Date: April 30-May 1, 2014


The southeastern United States has the greatest diversity of salamanders of anywhere in the world, and the Great Smoky Mountains of Tennessee and North Carolina claim to be the "Salamander Capital of the World" with 30 species having been found in the national park. In particular, the lungless salamanders in the family Plethodontidae (they "breathe" through their skin, mouth, and throat) have 24 species in the Smokies.

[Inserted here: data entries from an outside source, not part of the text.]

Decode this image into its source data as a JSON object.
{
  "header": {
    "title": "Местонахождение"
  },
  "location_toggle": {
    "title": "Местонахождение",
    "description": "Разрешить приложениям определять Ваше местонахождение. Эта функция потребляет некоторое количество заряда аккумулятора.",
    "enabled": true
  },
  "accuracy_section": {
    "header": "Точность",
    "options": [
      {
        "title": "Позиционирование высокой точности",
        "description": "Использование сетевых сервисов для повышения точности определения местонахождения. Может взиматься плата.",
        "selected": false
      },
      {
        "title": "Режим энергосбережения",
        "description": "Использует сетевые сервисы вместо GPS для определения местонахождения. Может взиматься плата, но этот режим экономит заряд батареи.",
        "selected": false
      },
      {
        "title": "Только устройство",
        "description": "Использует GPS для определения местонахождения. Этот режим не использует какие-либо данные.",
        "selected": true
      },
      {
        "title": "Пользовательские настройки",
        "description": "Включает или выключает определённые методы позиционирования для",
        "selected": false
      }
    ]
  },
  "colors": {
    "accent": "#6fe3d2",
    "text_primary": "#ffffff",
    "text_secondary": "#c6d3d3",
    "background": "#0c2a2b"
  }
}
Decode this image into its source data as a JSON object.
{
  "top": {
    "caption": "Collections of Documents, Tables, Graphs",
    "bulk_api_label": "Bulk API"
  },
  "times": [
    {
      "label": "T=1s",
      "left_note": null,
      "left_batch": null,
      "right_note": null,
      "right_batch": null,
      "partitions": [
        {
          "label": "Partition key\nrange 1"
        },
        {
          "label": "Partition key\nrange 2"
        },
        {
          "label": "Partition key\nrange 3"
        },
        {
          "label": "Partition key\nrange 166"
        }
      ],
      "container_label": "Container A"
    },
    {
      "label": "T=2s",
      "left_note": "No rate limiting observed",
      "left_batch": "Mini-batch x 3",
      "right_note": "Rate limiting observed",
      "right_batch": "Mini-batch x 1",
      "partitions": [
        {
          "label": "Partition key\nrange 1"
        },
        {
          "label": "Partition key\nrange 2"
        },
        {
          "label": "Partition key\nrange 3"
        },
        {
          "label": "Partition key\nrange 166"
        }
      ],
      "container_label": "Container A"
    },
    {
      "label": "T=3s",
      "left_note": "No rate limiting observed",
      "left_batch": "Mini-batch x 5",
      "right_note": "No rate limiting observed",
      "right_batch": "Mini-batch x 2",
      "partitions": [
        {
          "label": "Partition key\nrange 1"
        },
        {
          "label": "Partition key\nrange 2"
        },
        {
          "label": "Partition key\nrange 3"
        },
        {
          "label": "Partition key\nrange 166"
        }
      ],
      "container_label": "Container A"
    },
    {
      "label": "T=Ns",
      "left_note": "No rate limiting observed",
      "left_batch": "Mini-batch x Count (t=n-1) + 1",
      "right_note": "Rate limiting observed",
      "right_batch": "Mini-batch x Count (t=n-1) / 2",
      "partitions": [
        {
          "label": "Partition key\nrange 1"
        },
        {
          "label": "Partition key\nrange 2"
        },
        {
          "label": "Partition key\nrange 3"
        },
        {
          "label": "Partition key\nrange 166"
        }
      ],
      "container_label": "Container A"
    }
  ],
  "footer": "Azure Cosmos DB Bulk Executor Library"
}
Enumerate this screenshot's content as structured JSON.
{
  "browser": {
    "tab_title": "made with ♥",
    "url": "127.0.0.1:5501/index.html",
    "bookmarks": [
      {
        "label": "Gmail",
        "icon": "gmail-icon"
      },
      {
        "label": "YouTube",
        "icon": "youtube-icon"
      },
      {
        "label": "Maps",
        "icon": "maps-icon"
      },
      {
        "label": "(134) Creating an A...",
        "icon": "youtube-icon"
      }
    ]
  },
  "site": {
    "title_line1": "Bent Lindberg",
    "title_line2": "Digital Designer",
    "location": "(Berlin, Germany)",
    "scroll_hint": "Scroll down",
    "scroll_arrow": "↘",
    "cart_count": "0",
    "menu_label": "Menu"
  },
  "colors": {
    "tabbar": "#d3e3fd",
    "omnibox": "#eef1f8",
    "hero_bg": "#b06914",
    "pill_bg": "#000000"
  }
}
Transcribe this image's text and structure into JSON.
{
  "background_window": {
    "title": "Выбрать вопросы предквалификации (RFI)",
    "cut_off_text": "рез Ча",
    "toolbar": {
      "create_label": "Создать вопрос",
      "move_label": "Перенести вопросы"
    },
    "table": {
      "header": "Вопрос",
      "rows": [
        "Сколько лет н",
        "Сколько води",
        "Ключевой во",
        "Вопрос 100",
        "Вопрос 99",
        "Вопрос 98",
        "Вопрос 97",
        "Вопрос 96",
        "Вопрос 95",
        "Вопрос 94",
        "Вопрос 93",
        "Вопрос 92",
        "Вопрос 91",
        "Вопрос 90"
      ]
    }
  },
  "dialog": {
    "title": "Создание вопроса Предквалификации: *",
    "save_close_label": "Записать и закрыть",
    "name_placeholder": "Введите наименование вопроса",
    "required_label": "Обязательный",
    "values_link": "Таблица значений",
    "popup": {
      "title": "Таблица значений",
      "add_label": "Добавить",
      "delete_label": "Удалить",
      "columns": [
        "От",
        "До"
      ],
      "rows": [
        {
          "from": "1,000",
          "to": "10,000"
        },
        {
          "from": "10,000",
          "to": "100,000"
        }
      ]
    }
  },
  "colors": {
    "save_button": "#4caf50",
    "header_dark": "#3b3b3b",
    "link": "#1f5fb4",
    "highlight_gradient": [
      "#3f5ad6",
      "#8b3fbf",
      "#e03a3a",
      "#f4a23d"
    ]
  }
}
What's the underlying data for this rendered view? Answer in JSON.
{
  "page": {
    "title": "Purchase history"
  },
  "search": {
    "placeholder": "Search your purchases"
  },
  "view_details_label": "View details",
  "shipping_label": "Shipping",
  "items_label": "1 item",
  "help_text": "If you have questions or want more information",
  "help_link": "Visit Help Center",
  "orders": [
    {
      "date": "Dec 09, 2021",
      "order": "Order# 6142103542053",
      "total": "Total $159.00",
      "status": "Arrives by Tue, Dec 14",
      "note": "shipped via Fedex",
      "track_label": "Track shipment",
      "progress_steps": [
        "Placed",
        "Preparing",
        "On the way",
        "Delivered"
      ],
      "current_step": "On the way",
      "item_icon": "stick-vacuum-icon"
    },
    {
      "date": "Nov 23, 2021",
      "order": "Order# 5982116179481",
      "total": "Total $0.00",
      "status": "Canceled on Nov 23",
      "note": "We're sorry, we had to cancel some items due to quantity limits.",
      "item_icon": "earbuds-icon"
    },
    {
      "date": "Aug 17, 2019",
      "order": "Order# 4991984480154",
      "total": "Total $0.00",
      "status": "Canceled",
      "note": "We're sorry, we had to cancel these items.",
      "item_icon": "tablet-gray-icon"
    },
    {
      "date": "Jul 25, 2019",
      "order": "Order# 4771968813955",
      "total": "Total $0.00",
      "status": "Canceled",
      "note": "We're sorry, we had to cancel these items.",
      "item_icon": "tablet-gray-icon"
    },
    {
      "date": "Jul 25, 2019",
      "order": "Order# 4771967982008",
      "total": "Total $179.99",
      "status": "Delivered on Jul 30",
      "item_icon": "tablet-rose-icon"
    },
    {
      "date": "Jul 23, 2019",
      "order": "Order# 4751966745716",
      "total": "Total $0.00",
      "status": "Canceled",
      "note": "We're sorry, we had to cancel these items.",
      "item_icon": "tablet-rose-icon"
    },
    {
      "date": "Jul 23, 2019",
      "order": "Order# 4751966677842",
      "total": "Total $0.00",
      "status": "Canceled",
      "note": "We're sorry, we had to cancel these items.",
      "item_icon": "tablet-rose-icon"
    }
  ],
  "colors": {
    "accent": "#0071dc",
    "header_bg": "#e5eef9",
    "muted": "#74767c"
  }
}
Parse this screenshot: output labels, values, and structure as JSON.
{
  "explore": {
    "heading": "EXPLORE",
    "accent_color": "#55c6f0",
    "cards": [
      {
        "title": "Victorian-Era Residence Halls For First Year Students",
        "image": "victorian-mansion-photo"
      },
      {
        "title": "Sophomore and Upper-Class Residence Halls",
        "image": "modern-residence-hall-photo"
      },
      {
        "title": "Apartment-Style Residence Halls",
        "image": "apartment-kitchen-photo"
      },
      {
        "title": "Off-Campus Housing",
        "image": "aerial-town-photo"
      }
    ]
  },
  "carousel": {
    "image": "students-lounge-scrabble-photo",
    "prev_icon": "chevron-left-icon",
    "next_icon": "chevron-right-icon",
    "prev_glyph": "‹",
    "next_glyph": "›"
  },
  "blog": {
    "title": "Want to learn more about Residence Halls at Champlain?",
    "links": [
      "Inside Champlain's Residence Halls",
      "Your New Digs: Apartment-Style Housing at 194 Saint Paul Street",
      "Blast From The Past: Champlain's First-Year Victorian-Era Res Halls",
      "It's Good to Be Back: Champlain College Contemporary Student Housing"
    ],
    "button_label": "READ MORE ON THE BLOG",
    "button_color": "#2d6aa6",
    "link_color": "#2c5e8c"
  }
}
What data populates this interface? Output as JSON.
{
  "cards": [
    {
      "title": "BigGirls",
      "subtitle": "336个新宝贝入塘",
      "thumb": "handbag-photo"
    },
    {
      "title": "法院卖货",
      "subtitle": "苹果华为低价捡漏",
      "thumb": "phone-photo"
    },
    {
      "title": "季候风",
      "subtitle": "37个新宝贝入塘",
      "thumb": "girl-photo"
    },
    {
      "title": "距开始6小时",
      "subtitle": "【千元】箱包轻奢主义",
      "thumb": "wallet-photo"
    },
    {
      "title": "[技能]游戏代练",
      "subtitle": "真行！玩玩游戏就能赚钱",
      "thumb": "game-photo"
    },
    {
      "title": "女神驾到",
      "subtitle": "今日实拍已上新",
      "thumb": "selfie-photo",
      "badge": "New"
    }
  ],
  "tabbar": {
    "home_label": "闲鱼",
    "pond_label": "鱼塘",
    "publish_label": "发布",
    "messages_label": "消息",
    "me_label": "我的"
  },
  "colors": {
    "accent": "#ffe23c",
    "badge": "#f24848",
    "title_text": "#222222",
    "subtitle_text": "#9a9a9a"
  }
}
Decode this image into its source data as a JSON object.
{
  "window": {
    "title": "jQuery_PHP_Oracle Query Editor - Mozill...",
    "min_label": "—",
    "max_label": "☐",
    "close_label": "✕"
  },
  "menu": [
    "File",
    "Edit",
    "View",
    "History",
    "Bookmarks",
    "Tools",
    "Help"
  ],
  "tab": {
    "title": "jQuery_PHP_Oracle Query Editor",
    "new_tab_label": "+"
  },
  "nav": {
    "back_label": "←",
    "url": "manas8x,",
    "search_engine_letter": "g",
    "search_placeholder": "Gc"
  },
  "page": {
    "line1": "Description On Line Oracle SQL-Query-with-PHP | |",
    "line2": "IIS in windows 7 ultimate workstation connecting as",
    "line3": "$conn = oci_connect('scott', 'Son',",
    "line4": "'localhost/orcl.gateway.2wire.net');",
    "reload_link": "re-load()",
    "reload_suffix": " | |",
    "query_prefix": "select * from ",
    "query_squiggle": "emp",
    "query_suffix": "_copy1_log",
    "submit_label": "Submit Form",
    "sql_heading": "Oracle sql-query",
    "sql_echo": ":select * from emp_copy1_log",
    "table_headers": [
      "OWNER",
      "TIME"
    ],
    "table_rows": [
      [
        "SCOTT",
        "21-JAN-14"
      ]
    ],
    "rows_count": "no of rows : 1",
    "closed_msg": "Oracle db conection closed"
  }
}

During my hike to Chimney Tops other stops elsewhere in the park, I had no problem finding many salamanders, including the red-cheeked salamander (Plethodon jordani), and its imitator, the imitator salamander (Desmognathus imitator). If you want to see salamanders, look under rocks and logs in a variety of areas, such as the forest, along trails, and along streams.




© Copyright 2017 Matthew Pintar. All rights reserved.